The U-M survey found 52 percent of the 1,850 U.S. respondents ages 60 to 80 knew a new vaccine was an option to protect them against RSV.
That’s a concern for doctors who each year see patients stricken by the virus struggling to breathe inside their hospitals and clinics, said Dr. Dennis Cunningham, medical director of infection control and prevention at Henry Ford Health.
“If you're older, if you have bad lungs from smoking or some chronic disease, you can really wind up having trouble breathing, and even need to be on a breathing tube or a breathing machine,” Cunningham told Bridge Michigan.
RSV is a common virus that infects the lungs and breathing passages.

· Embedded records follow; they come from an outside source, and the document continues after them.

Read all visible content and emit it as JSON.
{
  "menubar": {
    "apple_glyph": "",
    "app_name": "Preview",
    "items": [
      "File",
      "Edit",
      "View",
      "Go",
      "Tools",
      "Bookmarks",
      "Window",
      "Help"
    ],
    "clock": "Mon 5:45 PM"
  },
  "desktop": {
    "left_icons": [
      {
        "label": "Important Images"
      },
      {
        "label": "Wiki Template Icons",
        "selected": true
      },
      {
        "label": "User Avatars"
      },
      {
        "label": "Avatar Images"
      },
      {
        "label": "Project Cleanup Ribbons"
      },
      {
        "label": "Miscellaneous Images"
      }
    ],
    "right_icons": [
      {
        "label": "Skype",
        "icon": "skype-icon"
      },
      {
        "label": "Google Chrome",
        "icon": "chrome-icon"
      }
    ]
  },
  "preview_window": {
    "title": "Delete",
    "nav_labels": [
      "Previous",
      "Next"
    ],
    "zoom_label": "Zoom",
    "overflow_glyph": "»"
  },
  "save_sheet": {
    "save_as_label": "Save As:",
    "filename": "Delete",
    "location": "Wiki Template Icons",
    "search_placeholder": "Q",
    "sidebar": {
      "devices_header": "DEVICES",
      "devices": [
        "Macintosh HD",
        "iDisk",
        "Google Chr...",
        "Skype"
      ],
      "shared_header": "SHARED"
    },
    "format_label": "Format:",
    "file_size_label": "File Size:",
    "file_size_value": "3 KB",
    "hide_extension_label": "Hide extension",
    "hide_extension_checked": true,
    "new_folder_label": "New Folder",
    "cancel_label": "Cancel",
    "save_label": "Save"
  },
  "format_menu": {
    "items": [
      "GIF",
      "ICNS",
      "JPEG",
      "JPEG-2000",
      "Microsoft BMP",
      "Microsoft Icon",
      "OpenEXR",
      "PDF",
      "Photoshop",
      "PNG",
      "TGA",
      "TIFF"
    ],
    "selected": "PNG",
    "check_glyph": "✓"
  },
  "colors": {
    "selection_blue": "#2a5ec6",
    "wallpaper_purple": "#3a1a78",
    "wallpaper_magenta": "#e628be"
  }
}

It typically causes just mild, cold-like symptoms, and has infected nearly all children by age two.
But it can be deadly in some circumstances, especially to infants and people 60 and older, especially those with chronic heart or lung disease or weakened immune systems.

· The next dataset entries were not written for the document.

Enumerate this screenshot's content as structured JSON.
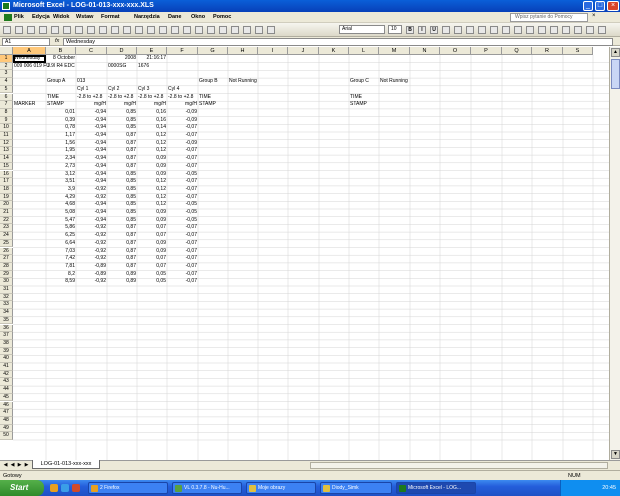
{
  "window": {
    "title": "Microsoft Excel - LOG-01-013-xxx-xxx.XLS"
  },
  "menu": {
    "items": [
      "Plik",
      "Edycja",
      "Widok",
      "Wstaw",
      "Format",
      "Narzędzia",
      "Dane",
      "Okno",
      "Pomoc"
    ],
    "help_placeholder": "Wpisz pytanie do Pomocy"
  },
  "toolbar": {
    "font": "Arial",
    "size": "10"
  },
  "formula": {
    "namebox": "A1",
    "fx": "fx",
    "content": "Wednesday"
  },
  "columns": [
    "A",
    "B",
    "C",
    "D",
    "E",
    "F",
    "G",
    "H",
    "I",
    "J",
    "K",
    "L",
    "M",
    "N",
    "O",
    "P",
    "Q",
    "R",
    "S"
  ],
  "row_count": 50,
  "cells": [
    {
      "r": 1,
      "c": "A",
      "v": "Wednesday"
    },
    {
      "r": 1,
      "c": "B",
      "v": "8 October",
      "align": "right"
    },
    {
      "r": 1,
      "c": "D",
      "v": "2008",
      "align": "right"
    },
    {
      "r": 1,
      "c": "E",
      "v": "21:16:17",
      "align": "right"
    },
    {
      "r": 2,
      "c": "A",
      "v": "009 006 019 FU"
    },
    {
      "r": 2,
      "c": "B",
      "v": "1.9l R4 EDC"
    },
    {
      "r": 2,
      "c": "D",
      "v": "0000SG"
    },
    {
      "r": 2,
      "c": "E",
      "v": "1676"
    },
    {
      "r": 4,
      "c": "B",
      "v": "Group A"
    },
    {
      "r": 4,
      "c": "C",
      "v": "013"
    },
    {
      "r": 4,
      "c": "G",
      "v": "Group B"
    },
    {
      "r": 4,
      "c": "H",
      "v": "Not Running"
    },
    {
      "r": 4,
      "c": "L",
      "v": "Group C"
    },
    {
      "r": 4,
      "c": "M",
      "v": "Not Running"
    },
    {
      "r": 5,
      "c": "C",
      "v": "Cyl 1"
    },
    {
      "r": 5,
      "c": "D",
      "v": "Cyl 2"
    },
    {
      "r": 5,
      "c": "E",
      "v": "Cyl 3"
    },
    {
      "r": 5,
      "c": "F",
      "v": "Cyl 4"
    },
    {
      "r": 6,
      "c": "B",
      "v": "TIME"
    },
    {
      "r": 6,
      "c": "C",
      "v": "-2.8 to +2.8"
    },
    {
      "r": 6,
      "c": "D",
      "v": "-2.8 to +2.8"
    },
    {
      "r": 6,
      "c": "E",
      "v": "-2.8 to +2.8"
    },
    {
      "r": 6,
      "c": "F",
      "v": "-2.8 to +2.8"
    },
    {
      "r": 6,
      "c": "G",
      "v": "TIME"
    },
    {
      "r": 6,
      "c": "L",
      "v": "TIME"
    },
    {
      "r": 7,
      "c": "A",
      "v": "MARKER"
    },
    {
      "r": 7,
      "c": "B",
      "v": "STAMP"
    },
    {
      "r": 7,
      "c": "C",
      "v": "mg/H",
      "align": "right"
    },
    {
      "r": 7,
      "c": "D",
      "v": "mg/H",
      "align": "right"
    },
    {
      "r": 7,
      "c": "E",
      "v": "mg/H",
      "align": "right"
    },
    {
      "r": 7,
      "c": "F",
      "v": "mg/H",
      "align": "right"
    },
    {
      "r": 7,
      "c": "G",
      "v": "STAMP"
    },
    {
      "r": 7,
      "c": "L",
      "v": "STAMP"
    }
  ],
  "data_rows": [
    [
      "0,01",
      "-0,94",
      "0,85",
      "0,16",
      "-0,09"
    ],
    [
      "0,39",
      "-0,94",
      "0,85",
      "0,16",
      "-0,09"
    ],
    [
      "0,78",
      "-0,94",
      "0,85",
      "0,14",
      "-0,07"
    ],
    [
      "1,17",
      "-0,94",
      "0,87",
      "0,12",
      "-0,07"
    ],
    [
      "1,56",
      "-0,94",
      "0,87",
      "0,12",
      "-0,09"
    ],
    [
      "1,95",
      "-0,94",
      "0,87",
      "0,12",
      "-0,07"
    ],
    [
      "2,34",
      "-0,94",
      "0,87",
      "0,09",
      "-0,07"
    ],
    [
      "2,73",
      "-0,94",
      "0,87",
      "0,09",
      "-0,07"
    ],
    [
      "3,12",
      "-0,94",
      "0,85",
      "0,09",
      "-0,05"
    ],
    [
      "3,51",
      "-0,94",
      "0,85",
      "0,12",
      "-0,07"
    ],
    [
      "3,9",
      "-0,92",
      "0,85",
      "0,12",
      "-0,07"
    ],
    [
      "4,29",
      "-0,92",
      "0,85",
      "0,12",
      "-0,07"
    ],
    [
      "4,68",
      "-0,94",
      "0,85",
      "0,12",
      "-0,05"
    ],
    [
      "5,08",
      "-0,94",
      "0,85",
      "0,09",
      "-0,05"
    ],
    [
      "5,47",
      "-0,94",
      "0,85",
      "0,09",
      "-0,05"
    ],
    [
      "5,86",
      "-0,92",
      "0,87",
      "0,07",
      "-0,07"
    ],
    [
      "6,25",
      "-0,92",
      "0,87",
      "0,07",
      "-0,07"
    ],
    [
      "6,64",
      "-0,92",
      "0,87",
      "0,09",
      "-0,07"
    ],
    [
      "7,03",
      "-0,92",
      "0,87",
      "0,09",
      "-0,07"
    ],
    [
      "7,42",
      "-0,92",
      "0,87",
      "0,07",
      "-0,07"
    ],
    [
      "7,81",
      "-0,89",
      "0,87",
      "0,07",
      "-0,07"
    ],
    [
      "8,2",
      "-0,89",
      "0,89",
      "0,05",
      "-0,07"
    ],
    [
      "8,59",
      "-0,92",
      "0,89",
      "0,05",
      "-0,07"
    ]
  ],
  "sheet": {
    "tab": "LOG-01-013-xxx-xxx"
  },
  "status": {
    "left": "Gotowy",
    "right": "NUM"
  },
  "taskbar": {
    "start": "Start",
    "tasks": [
      "2 Firefox",
      "VL 0.3.7.8 - Nu-Hu...",
      "Moje obrazy",
      "Diody_Simk",
      "Microsoft Excel - LOG..."
    ],
    "clock": "20:45"
  },
  "colors": {
    "titlebar": "#0a5fd8",
    "selected_header": "#ffc87a",
    "taskbar": "#245edb",
    "start": "#2f8a2a"
  }
}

An estimated 60,000 to 160,000 adults in the U.S. 65 years and older are hospitalized each year, and as many as 10,000 die from RSV infection, according to the U.S. Centers for Disease Control and Prevention.

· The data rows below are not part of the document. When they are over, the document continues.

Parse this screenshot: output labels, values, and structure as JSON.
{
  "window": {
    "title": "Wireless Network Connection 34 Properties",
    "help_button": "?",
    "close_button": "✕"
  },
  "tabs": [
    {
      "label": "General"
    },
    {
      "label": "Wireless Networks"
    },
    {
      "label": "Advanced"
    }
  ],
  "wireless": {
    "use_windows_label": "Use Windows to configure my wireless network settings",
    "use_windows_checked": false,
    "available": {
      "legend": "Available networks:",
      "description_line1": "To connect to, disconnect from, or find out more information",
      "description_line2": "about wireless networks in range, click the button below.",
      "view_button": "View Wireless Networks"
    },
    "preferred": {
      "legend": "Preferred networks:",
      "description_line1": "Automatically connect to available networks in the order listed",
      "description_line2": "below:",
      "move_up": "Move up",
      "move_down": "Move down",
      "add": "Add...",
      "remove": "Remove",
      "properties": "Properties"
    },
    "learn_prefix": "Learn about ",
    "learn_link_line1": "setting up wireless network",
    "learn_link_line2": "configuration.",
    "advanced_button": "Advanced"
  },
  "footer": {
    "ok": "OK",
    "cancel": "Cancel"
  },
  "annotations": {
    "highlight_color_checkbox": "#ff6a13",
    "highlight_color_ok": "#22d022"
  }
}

In May, the U.S. Food and Drug Administration approved Arexvy by drugmaker GlaxoSmithKline for people 60 and older.
In July, it approved Beyfortus by AstraZeneca for infants facing their first RSV season and children up to 24 months of age whose immune systems are compromised. (Beyfortus is not a vaccine but rather a monoclonal antibody — laboratory-created proteins that mimic the body’s immune system.)
Because those products are now recommended by the U.S. Centers for Disease Control and Prevention, they are typically covered for older Americans by Medicare, Medicaid and most private health insurance plans.
The national U-M poll of 1,850 people aged 60 to 80 was conducted in July and parts of August, and the results are being released as the vaccine arrives in pharmacies, clinics and doctors’ offices.